■ EXERCISE GOAL:
Tell how many lines in the data below include the word "structured". The answer is the number only.

DATA EXTRACTS: Begin

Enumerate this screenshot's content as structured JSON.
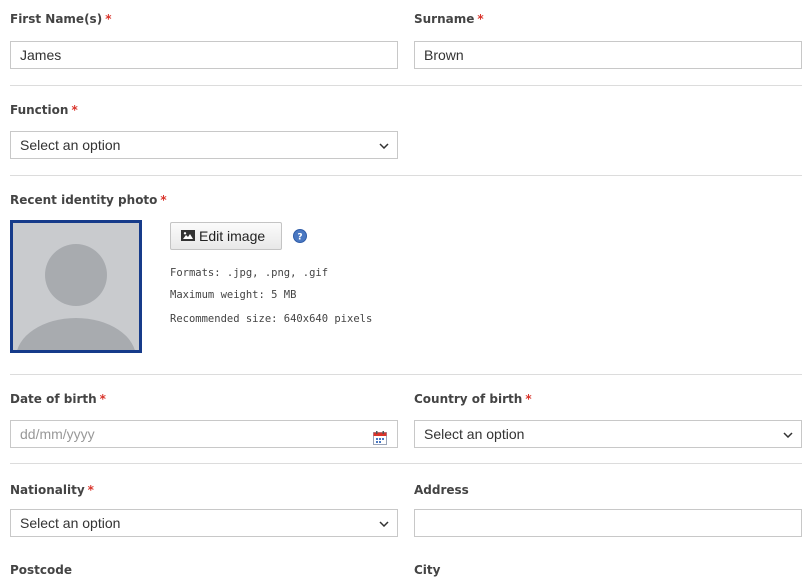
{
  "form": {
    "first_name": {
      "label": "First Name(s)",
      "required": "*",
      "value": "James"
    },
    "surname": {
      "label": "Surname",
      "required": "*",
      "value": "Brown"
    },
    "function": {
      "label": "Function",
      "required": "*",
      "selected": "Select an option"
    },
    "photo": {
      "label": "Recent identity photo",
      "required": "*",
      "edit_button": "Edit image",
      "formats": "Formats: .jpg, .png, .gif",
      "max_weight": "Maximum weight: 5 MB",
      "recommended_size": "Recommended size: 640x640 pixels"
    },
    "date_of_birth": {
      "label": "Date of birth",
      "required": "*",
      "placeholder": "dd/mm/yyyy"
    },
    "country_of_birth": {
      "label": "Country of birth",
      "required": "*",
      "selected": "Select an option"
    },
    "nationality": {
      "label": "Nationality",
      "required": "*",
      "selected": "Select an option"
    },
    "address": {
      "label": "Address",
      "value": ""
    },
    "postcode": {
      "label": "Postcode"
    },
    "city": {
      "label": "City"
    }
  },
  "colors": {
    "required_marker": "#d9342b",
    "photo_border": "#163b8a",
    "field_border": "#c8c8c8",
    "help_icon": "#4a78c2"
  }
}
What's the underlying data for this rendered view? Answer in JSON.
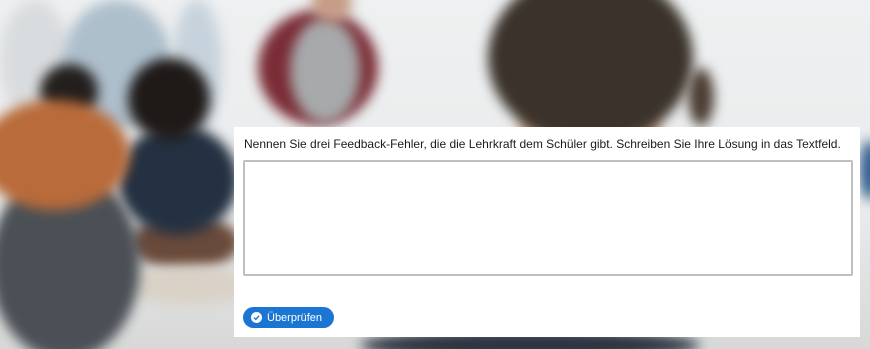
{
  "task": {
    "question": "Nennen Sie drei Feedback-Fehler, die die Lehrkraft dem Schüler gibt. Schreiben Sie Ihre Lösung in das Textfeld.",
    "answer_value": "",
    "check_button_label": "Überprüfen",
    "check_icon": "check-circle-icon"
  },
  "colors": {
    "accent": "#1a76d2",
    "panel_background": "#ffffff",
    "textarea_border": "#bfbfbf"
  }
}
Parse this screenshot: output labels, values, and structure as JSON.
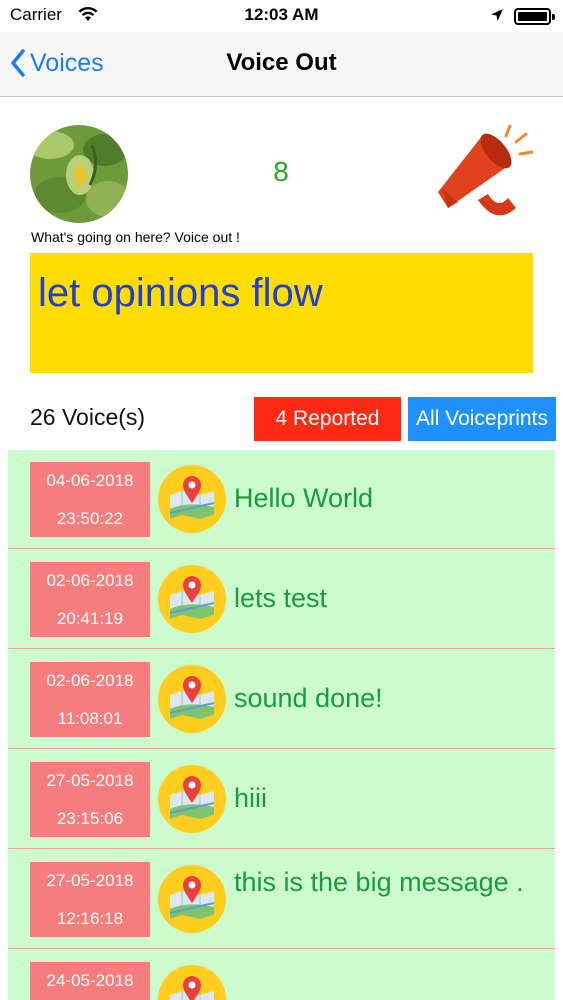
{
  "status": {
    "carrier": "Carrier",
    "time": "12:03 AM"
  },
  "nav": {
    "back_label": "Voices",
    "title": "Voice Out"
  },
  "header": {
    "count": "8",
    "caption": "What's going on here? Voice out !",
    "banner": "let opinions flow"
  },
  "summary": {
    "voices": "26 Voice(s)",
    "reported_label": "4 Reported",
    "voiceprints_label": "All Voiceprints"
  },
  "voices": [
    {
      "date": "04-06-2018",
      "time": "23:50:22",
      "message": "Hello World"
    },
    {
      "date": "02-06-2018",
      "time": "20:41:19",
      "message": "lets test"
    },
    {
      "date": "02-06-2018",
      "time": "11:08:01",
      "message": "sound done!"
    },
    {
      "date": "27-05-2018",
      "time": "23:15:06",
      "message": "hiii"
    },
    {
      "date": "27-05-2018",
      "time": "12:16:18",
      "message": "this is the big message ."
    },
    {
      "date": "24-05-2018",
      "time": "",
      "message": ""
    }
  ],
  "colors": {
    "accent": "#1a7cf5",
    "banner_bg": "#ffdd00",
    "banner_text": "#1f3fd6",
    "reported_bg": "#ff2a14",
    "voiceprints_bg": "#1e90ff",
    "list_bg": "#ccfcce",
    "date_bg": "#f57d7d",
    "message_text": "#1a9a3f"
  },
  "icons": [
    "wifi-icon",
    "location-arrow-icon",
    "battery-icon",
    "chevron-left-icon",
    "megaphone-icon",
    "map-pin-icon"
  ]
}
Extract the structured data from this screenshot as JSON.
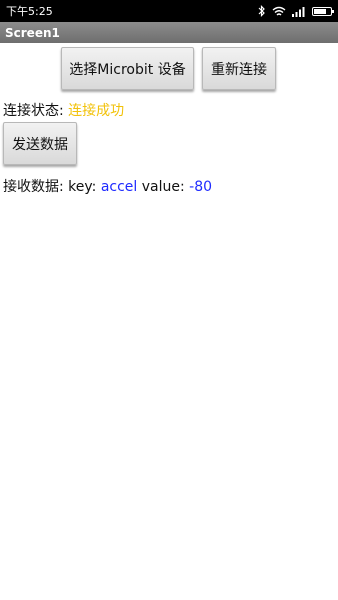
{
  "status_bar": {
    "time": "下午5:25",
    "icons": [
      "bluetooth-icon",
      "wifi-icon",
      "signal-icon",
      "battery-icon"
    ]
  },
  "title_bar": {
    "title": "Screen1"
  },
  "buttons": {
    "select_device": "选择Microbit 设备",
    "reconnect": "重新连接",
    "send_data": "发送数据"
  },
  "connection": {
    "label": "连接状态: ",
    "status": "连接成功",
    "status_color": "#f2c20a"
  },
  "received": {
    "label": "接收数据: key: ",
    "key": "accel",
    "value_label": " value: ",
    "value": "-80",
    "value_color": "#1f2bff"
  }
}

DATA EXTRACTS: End

■ EXERCISE SOLUTION:
2